Element data from apps and pages
————————

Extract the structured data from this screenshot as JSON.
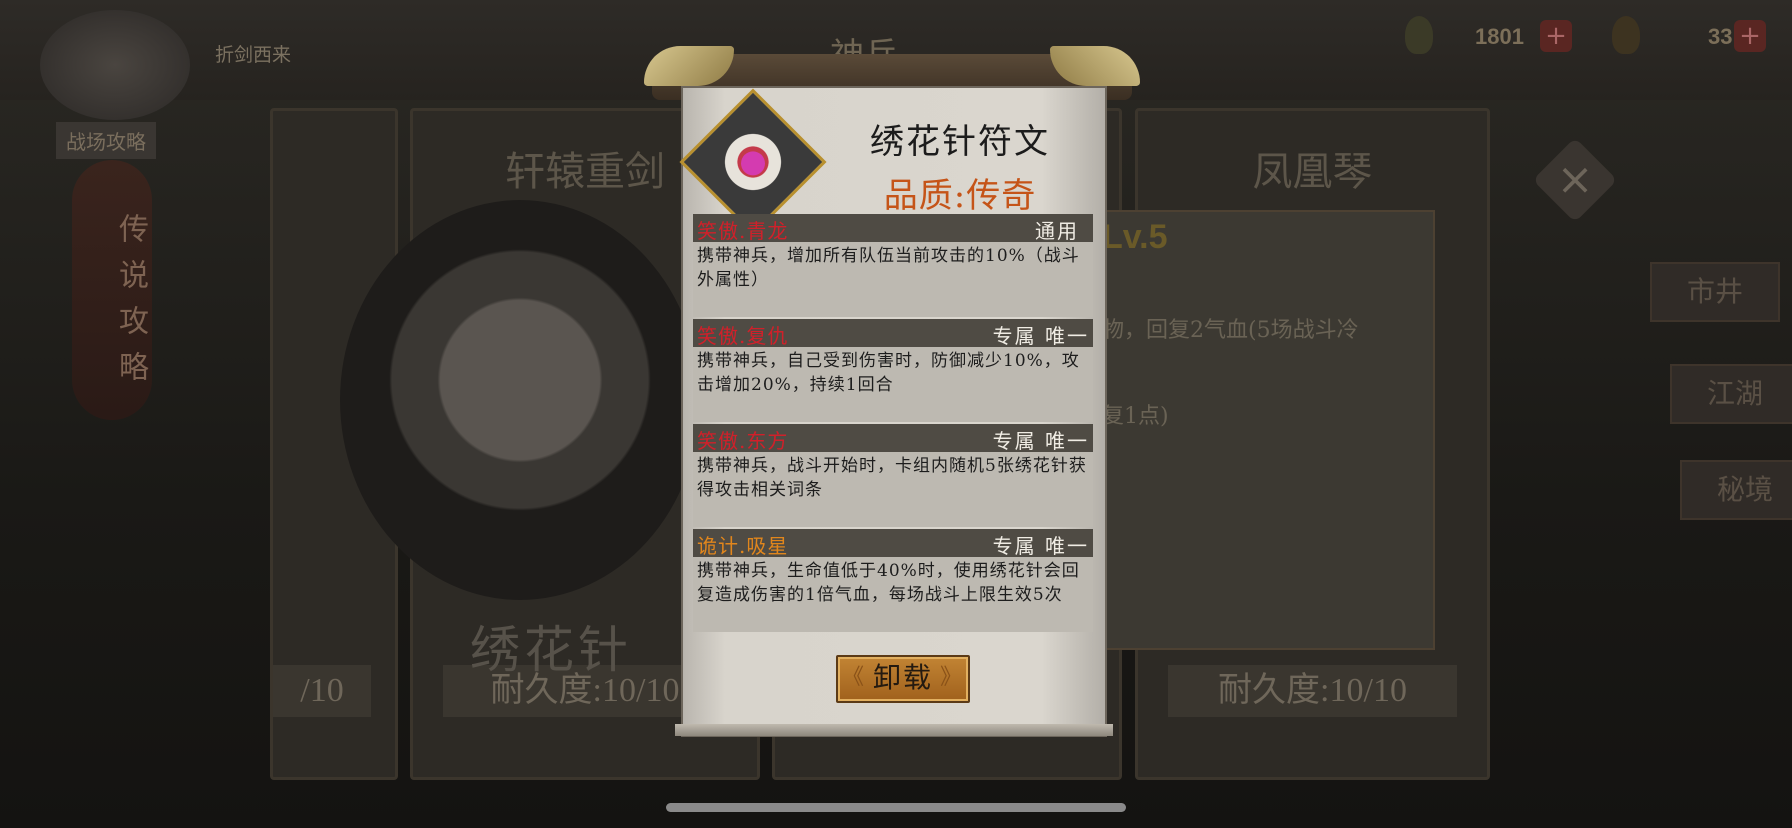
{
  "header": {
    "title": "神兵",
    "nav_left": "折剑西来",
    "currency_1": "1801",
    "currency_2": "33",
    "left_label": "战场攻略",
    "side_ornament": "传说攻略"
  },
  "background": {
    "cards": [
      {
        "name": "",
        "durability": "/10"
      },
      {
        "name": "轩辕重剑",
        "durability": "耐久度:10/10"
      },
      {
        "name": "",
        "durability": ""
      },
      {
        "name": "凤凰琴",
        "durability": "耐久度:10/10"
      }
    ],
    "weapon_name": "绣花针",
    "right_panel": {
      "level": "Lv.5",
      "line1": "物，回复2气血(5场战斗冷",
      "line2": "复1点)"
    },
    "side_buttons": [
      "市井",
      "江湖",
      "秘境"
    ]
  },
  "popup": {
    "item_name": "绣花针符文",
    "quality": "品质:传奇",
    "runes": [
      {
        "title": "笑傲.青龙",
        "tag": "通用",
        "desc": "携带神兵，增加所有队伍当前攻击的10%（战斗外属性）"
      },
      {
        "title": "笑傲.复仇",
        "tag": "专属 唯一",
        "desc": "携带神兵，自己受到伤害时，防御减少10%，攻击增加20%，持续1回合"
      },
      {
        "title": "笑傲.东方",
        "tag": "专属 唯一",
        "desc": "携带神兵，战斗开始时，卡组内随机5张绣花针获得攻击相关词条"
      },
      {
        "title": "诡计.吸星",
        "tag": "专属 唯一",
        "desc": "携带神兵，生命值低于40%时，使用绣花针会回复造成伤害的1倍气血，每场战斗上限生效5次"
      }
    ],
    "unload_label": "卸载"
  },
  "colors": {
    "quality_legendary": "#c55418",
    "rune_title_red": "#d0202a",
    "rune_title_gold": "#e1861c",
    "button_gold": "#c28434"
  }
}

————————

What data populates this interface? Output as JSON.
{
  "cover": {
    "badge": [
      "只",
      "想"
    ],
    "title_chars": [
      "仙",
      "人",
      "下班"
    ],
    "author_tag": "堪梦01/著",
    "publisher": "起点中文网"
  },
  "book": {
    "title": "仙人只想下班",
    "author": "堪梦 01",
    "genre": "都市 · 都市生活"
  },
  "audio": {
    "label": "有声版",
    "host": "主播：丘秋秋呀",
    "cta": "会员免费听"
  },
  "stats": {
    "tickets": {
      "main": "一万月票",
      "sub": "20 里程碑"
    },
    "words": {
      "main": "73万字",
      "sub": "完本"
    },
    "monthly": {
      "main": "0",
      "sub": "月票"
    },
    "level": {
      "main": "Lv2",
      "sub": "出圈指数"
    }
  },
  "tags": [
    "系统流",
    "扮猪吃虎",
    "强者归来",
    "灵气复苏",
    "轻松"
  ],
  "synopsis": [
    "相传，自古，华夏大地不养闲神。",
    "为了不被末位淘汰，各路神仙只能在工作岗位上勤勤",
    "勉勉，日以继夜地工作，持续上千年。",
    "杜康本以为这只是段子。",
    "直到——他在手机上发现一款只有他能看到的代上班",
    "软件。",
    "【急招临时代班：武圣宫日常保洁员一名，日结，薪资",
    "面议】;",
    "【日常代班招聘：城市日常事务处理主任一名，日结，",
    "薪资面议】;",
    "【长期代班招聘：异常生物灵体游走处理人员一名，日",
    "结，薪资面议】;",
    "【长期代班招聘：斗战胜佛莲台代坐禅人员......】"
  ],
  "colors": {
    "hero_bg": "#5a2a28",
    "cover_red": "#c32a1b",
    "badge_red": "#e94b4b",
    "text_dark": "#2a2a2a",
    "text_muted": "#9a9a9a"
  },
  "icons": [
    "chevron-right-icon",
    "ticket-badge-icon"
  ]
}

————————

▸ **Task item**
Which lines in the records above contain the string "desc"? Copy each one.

▸ **Response area**
        "desc": "携带神兵，增加所有队伍当前攻击的10%（战斗外属性）"
        "desc": "携带神兵，自己受到伤害时，防御减少10%，攻击增加20%，持续1回合"
        "desc": "携带神兵，战斗开始时，卡组内随机5张绣花针获得攻击相关词条"
        "desc": "携带神兵，生命值低于40%时，使用绣花针会回复造成伤害的1倍气血，每场战斗上限生效5次"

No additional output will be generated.